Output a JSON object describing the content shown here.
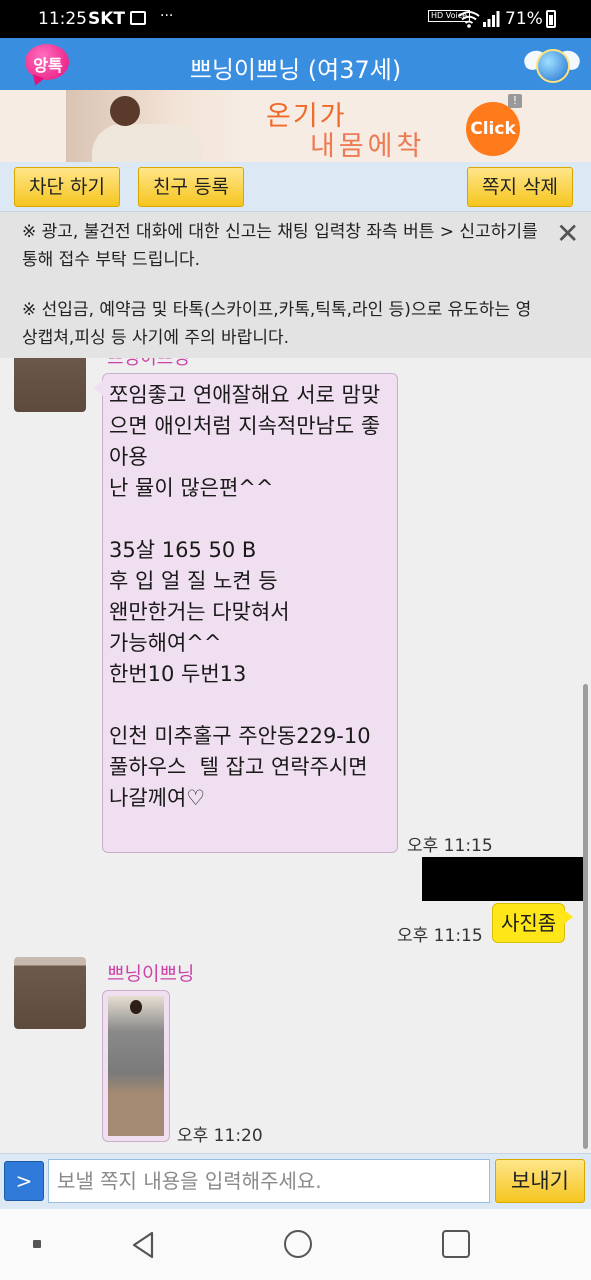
{
  "status_bar": {
    "time": "11:25",
    "carrier": "SKT",
    "more": "···",
    "hd_voice": "HD Voice",
    "battery": "71%"
  },
  "app": {
    "logo_text": "앙톡",
    "title": "쁘닝이쁘닝 (여37세)"
  },
  "ad": {
    "line1": "온기가",
    "line2": "내몸에착",
    "click": "Click",
    "info": "!"
  },
  "toolbar": {
    "block": "차단 하기",
    "add_friend": "친구 등록",
    "delete": "쪽지 삭제"
  },
  "notice": {
    "line1": "※ 광고, 불건전 대화에 대한 신고는 채팅 입력창 좌측 버튼 > 신고하기를 통해 접수 부탁 드립니다.",
    "line2": "※ 선입금, 예약금 및 타톡(스카이프,카톡,틱톡,라인 등)으로 유도하는 영상캡쳐,피싱 등 사기에 주의 바랍니다.",
    "close": "✕"
  },
  "chat": {
    "cut_sender": "쁘닝이쁘닝",
    "msg1": "쪼임좋고 연애잘해요 서로 맘맞으면 애인처럼 지속적만남도 좋아용\n난 뮬이 많은편^^\n\n35살 165 50 B\n후 입 얼 질 노켠 등\n왠만한거는 다맞혀서\n가능해여^^\n한번10 두번13\n\n인천 미추홀구 주안동229-10\n풀하우스  텔 잡고 연락주시면\n나갈께여♡",
    "msg1_time": "오후 11:15",
    "out_time": "오후 11:15",
    "out_msg": "사진좀",
    "sender": "쁘닝이쁘닝",
    "photo_time": "오후 11:20"
  },
  "input": {
    "menu": ">",
    "placeholder": "보낼 쪽지 내용을 입력해주세요.",
    "send": "보내기"
  },
  "colors": {
    "header": "#3a8ee0",
    "button": "#f5c51f",
    "bubble_in": "#f0dff0",
    "bubble_out": "#ffe619",
    "sender_name": "#cc44aa"
  }
}
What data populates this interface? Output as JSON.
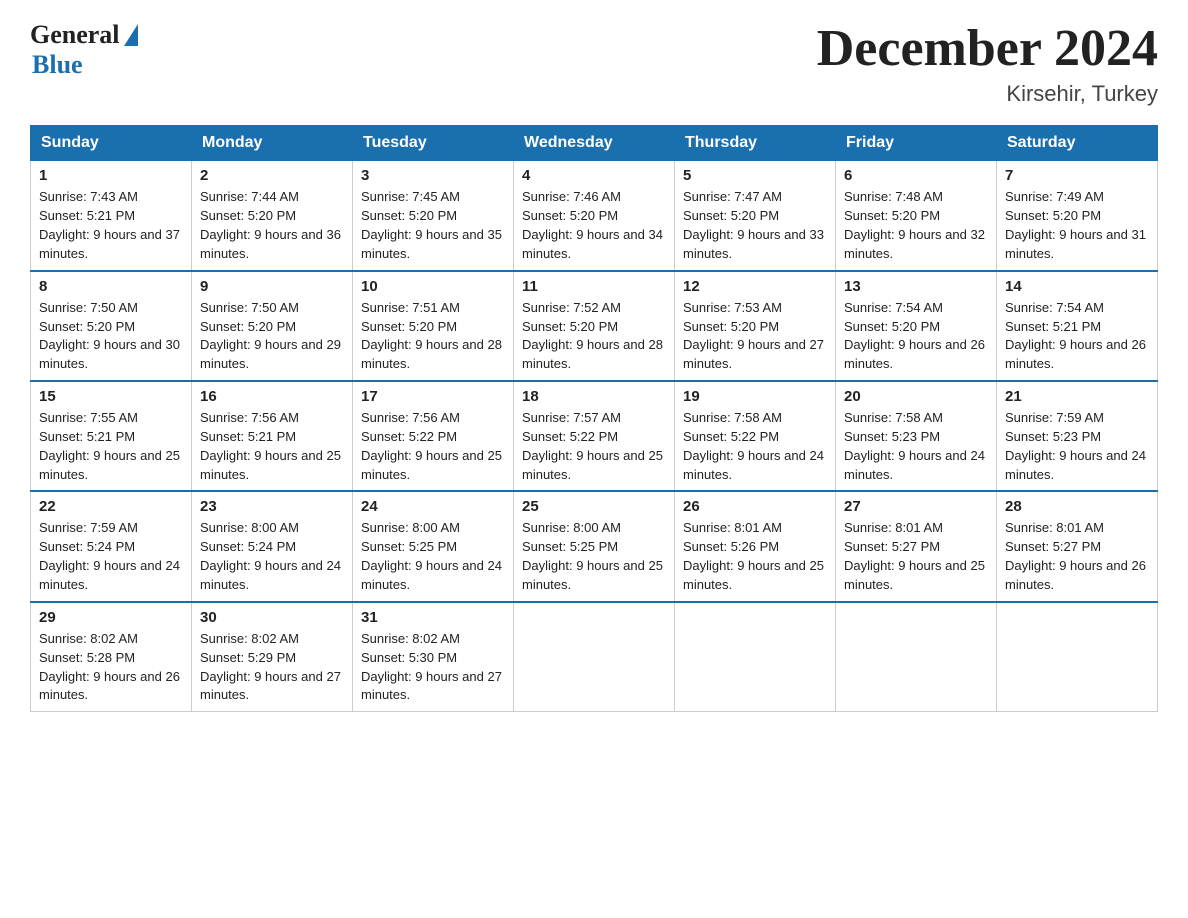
{
  "header": {
    "logo_general": "General",
    "logo_blue": "Blue",
    "month_title": "December 2024",
    "location": "Kirsehir, Turkey"
  },
  "days_of_week": [
    "Sunday",
    "Monday",
    "Tuesday",
    "Wednesday",
    "Thursday",
    "Friday",
    "Saturday"
  ],
  "weeks": [
    [
      {
        "day": "1",
        "sunrise": "7:43 AM",
        "sunset": "5:21 PM",
        "daylight": "9 hours and 37 minutes."
      },
      {
        "day": "2",
        "sunrise": "7:44 AM",
        "sunset": "5:20 PM",
        "daylight": "9 hours and 36 minutes."
      },
      {
        "day": "3",
        "sunrise": "7:45 AM",
        "sunset": "5:20 PM",
        "daylight": "9 hours and 35 minutes."
      },
      {
        "day": "4",
        "sunrise": "7:46 AM",
        "sunset": "5:20 PM",
        "daylight": "9 hours and 34 minutes."
      },
      {
        "day": "5",
        "sunrise": "7:47 AM",
        "sunset": "5:20 PM",
        "daylight": "9 hours and 33 minutes."
      },
      {
        "day": "6",
        "sunrise": "7:48 AM",
        "sunset": "5:20 PM",
        "daylight": "9 hours and 32 minutes."
      },
      {
        "day": "7",
        "sunrise": "7:49 AM",
        "sunset": "5:20 PM",
        "daylight": "9 hours and 31 minutes."
      }
    ],
    [
      {
        "day": "8",
        "sunrise": "7:50 AM",
        "sunset": "5:20 PM",
        "daylight": "9 hours and 30 minutes."
      },
      {
        "day": "9",
        "sunrise": "7:50 AM",
        "sunset": "5:20 PM",
        "daylight": "9 hours and 29 minutes."
      },
      {
        "day": "10",
        "sunrise": "7:51 AM",
        "sunset": "5:20 PM",
        "daylight": "9 hours and 28 minutes."
      },
      {
        "day": "11",
        "sunrise": "7:52 AM",
        "sunset": "5:20 PM",
        "daylight": "9 hours and 28 minutes."
      },
      {
        "day": "12",
        "sunrise": "7:53 AM",
        "sunset": "5:20 PM",
        "daylight": "9 hours and 27 minutes."
      },
      {
        "day": "13",
        "sunrise": "7:54 AM",
        "sunset": "5:20 PM",
        "daylight": "9 hours and 26 minutes."
      },
      {
        "day": "14",
        "sunrise": "7:54 AM",
        "sunset": "5:21 PM",
        "daylight": "9 hours and 26 minutes."
      }
    ],
    [
      {
        "day": "15",
        "sunrise": "7:55 AM",
        "sunset": "5:21 PM",
        "daylight": "9 hours and 25 minutes."
      },
      {
        "day": "16",
        "sunrise": "7:56 AM",
        "sunset": "5:21 PM",
        "daylight": "9 hours and 25 minutes."
      },
      {
        "day": "17",
        "sunrise": "7:56 AM",
        "sunset": "5:22 PM",
        "daylight": "9 hours and 25 minutes."
      },
      {
        "day": "18",
        "sunrise": "7:57 AM",
        "sunset": "5:22 PM",
        "daylight": "9 hours and 25 minutes."
      },
      {
        "day": "19",
        "sunrise": "7:58 AM",
        "sunset": "5:22 PM",
        "daylight": "9 hours and 24 minutes."
      },
      {
        "day": "20",
        "sunrise": "7:58 AM",
        "sunset": "5:23 PM",
        "daylight": "9 hours and 24 minutes."
      },
      {
        "day": "21",
        "sunrise": "7:59 AM",
        "sunset": "5:23 PM",
        "daylight": "9 hours and 24 minutes."
      }
    ],
    [
      {
        "day": "22",
        "sunrise": "7:59 AM",
        "sunset": "5:24 PM",
        "daylight": "9 hours and 24 minutes."
      },
      {
        "day": "23",
        "sunrise": "8:00 AM",
        "sunset": "5:24 PM",
        "daylight": "9 hours and 24 minutes."
      },
      {
        "day": "24",
        "sunrise": "8:00 AM",
        "sunset": "5:25 PM",
        "daylight": "9 hours and 24 minutes."
      },
      {
        "day": "25",
        "sunrise": "8:00 AM",
        "sunset": "5:25 PM",
        "daylight": "9 hours and 25 minutes."
      },
      {
        "day": "26",
        "sunrise": "8:01 AM",
        "sunset": "5:26 PM",
        "daylight": "9 hours and 25 minutes."
      },
      {
        "day": "27",
        "sunrise": "8:01 AM",
        "sunset": "5:27 PM",
        "daylight": "9 hours and 25 minutes."
      },
      {
        "day": "28",
        "sunrise": "8:01 AM",
        "sunset": "5:27 PM",
        "daylight": "9 hours and 26 minutes."
      }
    ],
    [
      {
        "day": "29",
        "sunrise": "8:02 AM",
        "sunset": "5:28 PM",
        "daylight": "9 hours and 26 minutes."
      },
      {
        "day": "30",
        "sunrise": "8:02 AM",
        "sunset": "5:29 PM",
        "daylight": "9 hours and 27 minutes."
      },
      {
        "day": "31",
        "sunrise": "8:02 AM",
        "sunset": "5:30 PM",
        "daylight": "9 hours and 27 minutes."
      },
      null,
      null,
      null,
      null
    ]
  ]
}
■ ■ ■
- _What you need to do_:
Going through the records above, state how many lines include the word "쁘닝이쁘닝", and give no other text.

- _Output of the task_:
3